Just as Paz approaches Galta, he realizes he hasn’t moved an inch. All of us are trapped in the same place, our being, committed to the pursuit of simultaneously leaving and returning home. This makes Paz infer that time is a labyrinth made of a single straight-forward line that gives the false impression of movement. Actually, time is about fixity, about stillness, about the joyful art of rotating around the “I.” As Paz put it in Obras Completas, “rather than going forward, the text rotated on itself.” And on each rotation the text would unfold into another spin, which was at once a translation and a transposition of the original intentions: “a spiral of repetitions and reiterations than resolves around a negation of writing as a path.” To the point, he claims, that “I realized my text wasn’t going anywhere, except an encounter with itself.”
A narrative that isn’t going anywhere … Needless to say, The Monkey Grammarian is a challenging text. It might be better described as a test. Indeed, I know of countless readers who have succumbed in the process of navigating it. Then again, those who do stay for the ride are handsomely rewarded. This is a book of magical thinking and heightened awareness, one that suggests that India, just like any other place, is itself because of us: our body in it as well as our attempt to articulate in words what that body is, how it looks at the world and how the world looks at it. “Every body,” affirms Paz, “is a language that vanishes at the moment of absolute plenitude; on reaching the state of incandescence, every language reveals itself to be an unintelligible body.” He concludes: “The word is a disincarnation of the world.”
Also a native of Mexico, I have been a Paz devotee for decades. His deep-seated cosmopolitanism is one of the elements that pushed me to other landscapes. It was through reading his essays that I learned the pleasures and challenges of developing one’s own ideas in rigorous, consistent, yet jazzy and personal ways, that ideas never exist in isolation but in constant motion, coexisting with other ideas at all times, and that the free exchange of those ideas is an indispensable component in a free, healthy, and democratic society. In the end, encouraged by Paz’s travels, I left Mexico and became a writer away from home, which granted me a unique perspective on things, including my own culture.

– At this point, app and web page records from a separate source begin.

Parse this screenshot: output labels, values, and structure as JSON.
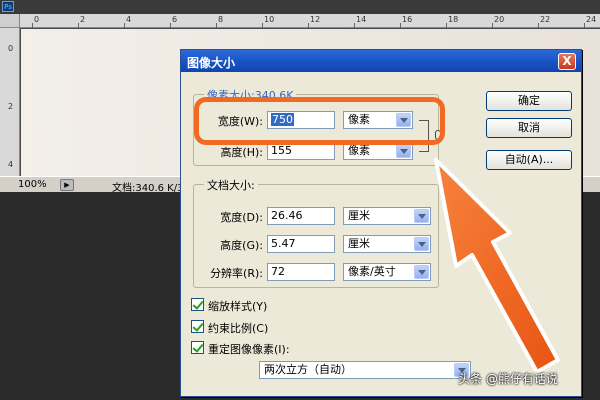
{
  "photoshop": {
    "logo": "Ps",
    "ruler_top_ticks": [
      "0",
      "2",
      "4",
      "6",
      "8",
      "10",
      "12",
      "14",
      "16",
      "18",
      "20",
      "22",
      "24"
    ],
    "ruler_left_ticks": [
      "0",
      "2",
      "4"
    ],
    "status": {
      "zoom": "100%",
      "doc_info": "文档:340.6 K/3"
    }
  },
  "dialog": {
    "title": "图像大小",
    "close_label": "X",
    "pixel_dimensions": {
      "legend": "像素大小:340.6K",
      "width": {
        "label": "宽度(W):",
        "value": "750",
        "unit": "像素"
      },
      "height": {
        "label": "高度(H):",
        "value": "155",
        "unit": "像素"
      }
    },
    "document_size": {
      "legend": "文档大小:",
      "width": {
        "label": "宽度(D):",
        "value": "26.46",
        "unit": "厘米"
      },
      "height": {
        "label": "高度(G):",
        "value": "5.47",
        "unit": "厘米"
      },
      "resolution": {
        "label": "分辨率(R):",
        "value": "72",
        "unit": "像素/英寸"
      }
    },
    "buttons": {
      "ok": "确定",
      "cancel": "取消",
      "auto": "自动(A)..."
    },
    "checkboxes": [
      {
        "label": "缩放样式(Y)",
        "checked": true
      },
      {
        "label": "约束比例(C)",
        "checked": true
      },
      {
        "label": "重定图像像素(I):",
        "checked": true
      }
    ],
    "resample_method": "两次立方（自动）"
  },
  "annotation": {
    "color": "#f26a21"
  },
  "watermark": "头条 @熊仔有话说"
}
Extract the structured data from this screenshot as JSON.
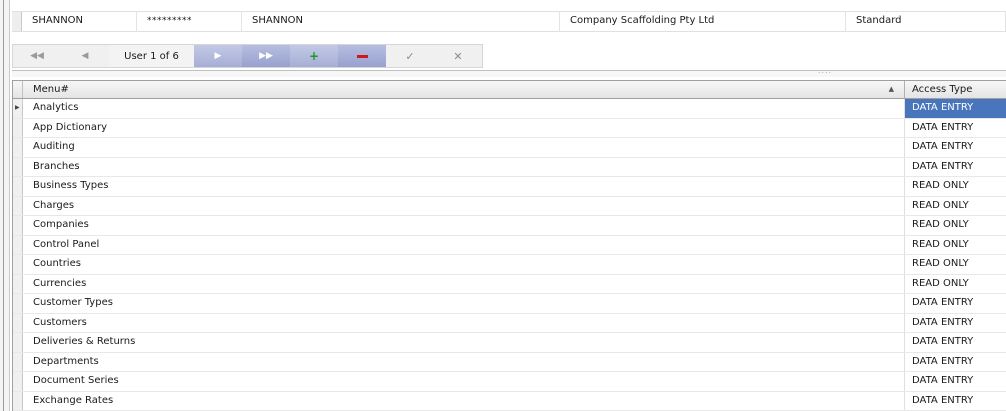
{
  "user_record": {
    "username": "SHANNON",
    "password": "*********",
    "full_name": "SHANNON",
    "company": "Company Scaffolding Pty Ltd",
    "user_type": "Standard"
  },
  "navigator": {
    "first_icon": "first-record-icon",
    "prev_icon": "previous-record-icon",
    "caption": "User 1 of 6",
    "next_icon": "next-record-icon",
    "last_icon": "last-record-icon",
    "insert_icon": "plus-icon",
    "delete_icon": "minus-icon",
    "post_icon": "checkmark-icon",
    "cancel_icon": "cancel-x-icon"
  },
  "grid": {
    "columns": [
      "Menu#",
      "Access Type"
    ],
    "rows": [
      {
        "menu": "Analytics",
        "access": "DATA ENTRY"
      },
      {
        "menu": "App Dictionary",
        "access": "DATA ENTRY"
      },
      {
        "menu": "Auditing",
        "access": "DATA ENTRY"
      },
      {
        "menu": "Branches",
        "access": "DATA ENTRY"
      },
      {
        "menu": "Business Types",
        "access": "READ ONLY"
      },
      {
        "menu": "Charges",
        "access": "READ ONLY"
      },
      {
        "menu": "Companies",
        "access": "READ ONLY"
      },
      {
        "menu": "Control Panel",
        "access": "READ ONLY"
      },
      {
        "menu": "Countries",
        "access": "READ ONLY"
      },
      {
        "menu": "Currencies",
        "access": "READ ONLY"
      },
      {
        "menu": "Customer Types",
        "access": "DATA ENTRY"
      },
      {
        "menu": "Customers",
        "access": "DATA ENTRY"
      },
      {
        "menu": "Deliveries & Returns",
        "access": "DATA ENTRY"
      },
      {
        "menu": "Departments",
        "access": "DATA ENTRY"
      },
      {
        "menu": "Document Series",
        "access": "DATA ENTRY"
      },
      {
        "menu": "Exchange Rates",
        "access": "DATA ENTRY"
      }
    ]
  },
  "colors": {
    "selection": "#4875bc",
    "nav_button": "#a6aed6",
    "insert": "#1e9a1e",
    "delete": "#cc1a1a"
  }
}
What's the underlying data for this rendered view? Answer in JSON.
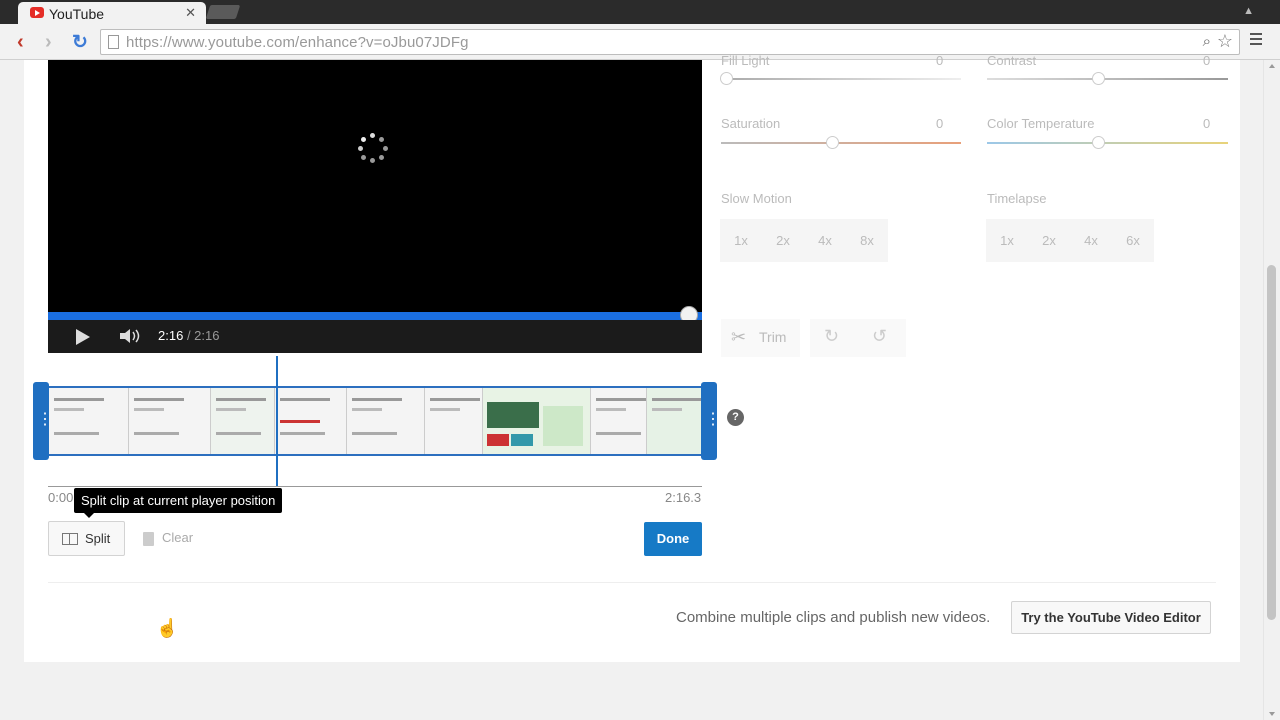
{
  "browser": {
    "tab_title": "YouTube",
    "tab_close": "✕",
    "url_host": "https://www.youtube.com",
    "url_path": "/enhance?v=oJbu07JDFg",
    "user_icon": "▲"
  },
  "player": {
    "current_time": "2:16",
    "duration": "/ 2:16",
    "progress": 1.0
  },
  "timeline": {
    "start_time": "0:00",
    "end_time": "2:16.3",
    "tooltip": "Split clip at current player position"
  },
  "actions": {
    "split_label": "Split",
    "clear_label": "Clear",
    "done_label": "Done"
  },
  "adjustments": {
    "fill_light": {
      "label": "Fill Light",
      "value": "0"
    },
    "contrast": {
      "label": "Contrast",
      "value": "0"
    },
    "saturation": {
      "label": "Saturation",
      "value": "0"
    },
    "color_temperature": {
      "label": "Color Temperature",
      "value": "0"
    },
    "slow_motion": {
      "label": "Slow Motion",
      "options": [
        "1x",
        "2x",
        "4x",
        "8x"
      ]
    },
    "timelapse": {
      "label": "Timelapse",
      "options": [
        "1x",
        "2x",
        "4x",
        "6x"
      ]
    },
    "trim_label": "Trim"
  },
  "footer": {
    "combine_text": "Combine multiple clips and publish new videos.",
    "editor_button": "Try the YouTube Video Editor"
  },
  "colors": {
    "accent": "#167ac6",
    "progress": "#1a6ee0",
    "youtube_red": "#e52d27"
  }
}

Perhaps the most important lesson Paz taught me is that Mexican writers should not be confined thematically to Mexico in their oeuvre. Just as Shakespeare set his plays in England as well as in Italy, Denmark, Greece, France, and other places, the scope of the Mexican writer ought to be the entire world.

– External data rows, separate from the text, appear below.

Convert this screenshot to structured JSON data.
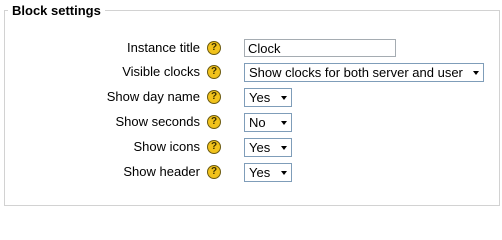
{
  "fieldset": {
    "legend": "Block settings"
  },
  "help_glyph": "?",
  "fields": {
    "instance_title": {
      "label": "Instance title",
      "value": "Clock"
    },
    "visible_clocks": {
      "label": "Visible clocks",
      "selected": "Show clocks for both server and user"
    },
    "show_day_name": {
      "label": "Show day name",
      "selected": "Yes"
    },
    "show_seconds": {
      "label": "Show seconds",
      "selected": "No"
    },
    "show_icons": {
      "label": "Show icons",
      "selected": "Yes"
    },
    "show_header": {
      "label": "Show header",
      "selected": "Yes"
    }
  },
  "colors": {
    "border": "#d2d2d2",
    "help_icon": "#f1c21b"
  },
  "icons": {
    "help": "help-icon",
    "dropdown": "chevron-down-icon"
  }
}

But my admiration for Paz isn’t without complaint. Frequently I find his writing aloof, not to say pedantic and frustratingly elusive. What made me unhappy, though (and I speak here as a member of an entire generation), is the way in which late in his career Paz embraced the very same political power he had rejected earlier on.
Having resigned his ambassadorship in India, he returned to Mexico in 1968. Two years later, he founded one of the most venerable of literary journals in the Spanish-speaking world, Plural. It confronted the excesses of Mexico’s government with civility and acumen. When the Mexican government became impatient with its critique, it ordered the magazine shot down. Paz did not despair: he continued his endeavor in another magazine he founded, Vuelta, as well as in a tireless career as a public intellectual. But slowly he became more comfortable with that government, so much so that he ended up assuming the role of its spokesperson.
That embrace felt to me like a betrayal. By then Paz’s writing style in my eyes had become complacent and self-congratulatory. In response, I stopped reading him.
Time has gone by — or, as Paz argues, it effectually hasn’t. Perhaps it is that fixity that has prompted me to reread The Monkey Grammarian, which, just as it did when I first encountered it, strikes me as a stunning and unsettling rumination on evanescence.